## What is being asked
Set the images aside and retype the whole listing exactly.

## The records
----------------
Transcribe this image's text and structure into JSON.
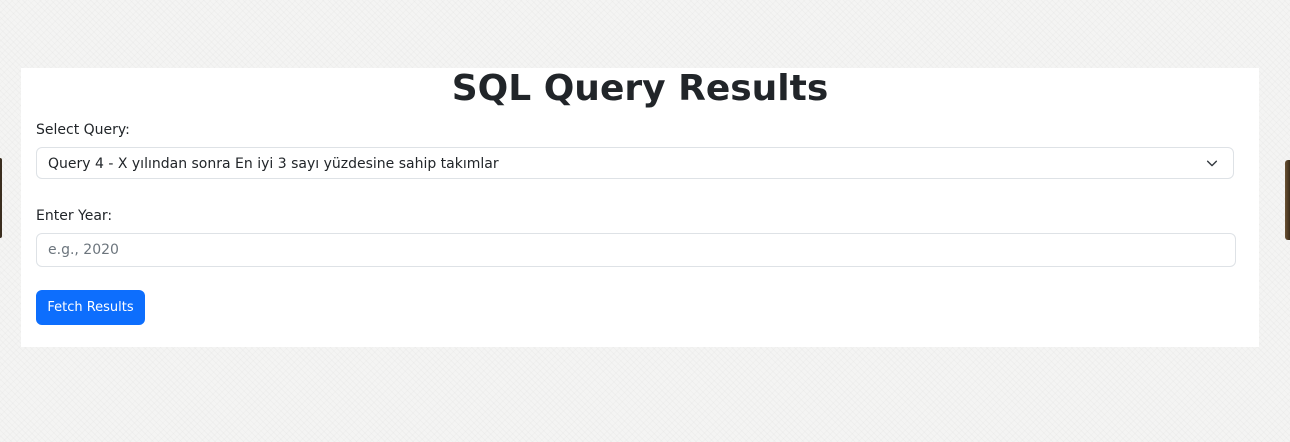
{
  "page": {
    "title": "SQL Query Results"
  },
  "query_select": {
    "label": "Select Query:",
    "selected": "Query 4 - X yılından sonra En iyi 3 sayı yüzdesine sahip takımlar",
    "icon": "chevron-down-icon"
  },
  "year_input": {
    "label": "Enter Year:",
    "value": "",
    "placeholder": "e.g., 2020"
  },
  "actions": {
    "fetch_label": "Fetch Results"
  },
  "colors": {
    "primary": "#0d6efd",
    "text": "#212529",
    "border": "#dee2e6",
    "card": "#ffffff",
    "page_bg": "#f4f4f3"
  }
}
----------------
## Written answer
Transcribe this image's text and structure into JSON.
{
  "page": {
    "title": "SQL Query Results"
  },
  "query_select": {
    "label": "Select Query:",
    "selected": "Query 4 - X yılından sonra En iyi 3 sayı yüzdesine sahip takımlar",
    "icon": "chevron-down-icon"
  },
  "year_input": {
    "label": "Enter Year:",
    "value": "",
    "placeholder": "e.g., 2020"
  },
  "actions": {
    "fetch_label": "Fetch Results"
  },
  "colors": {
    "primary": "#0d6efd",
    "text": "#212529",
    "border": "#dee2e6",
    "card": "#ffffff",
    "page_bg": "#f4f4f3"
  }
}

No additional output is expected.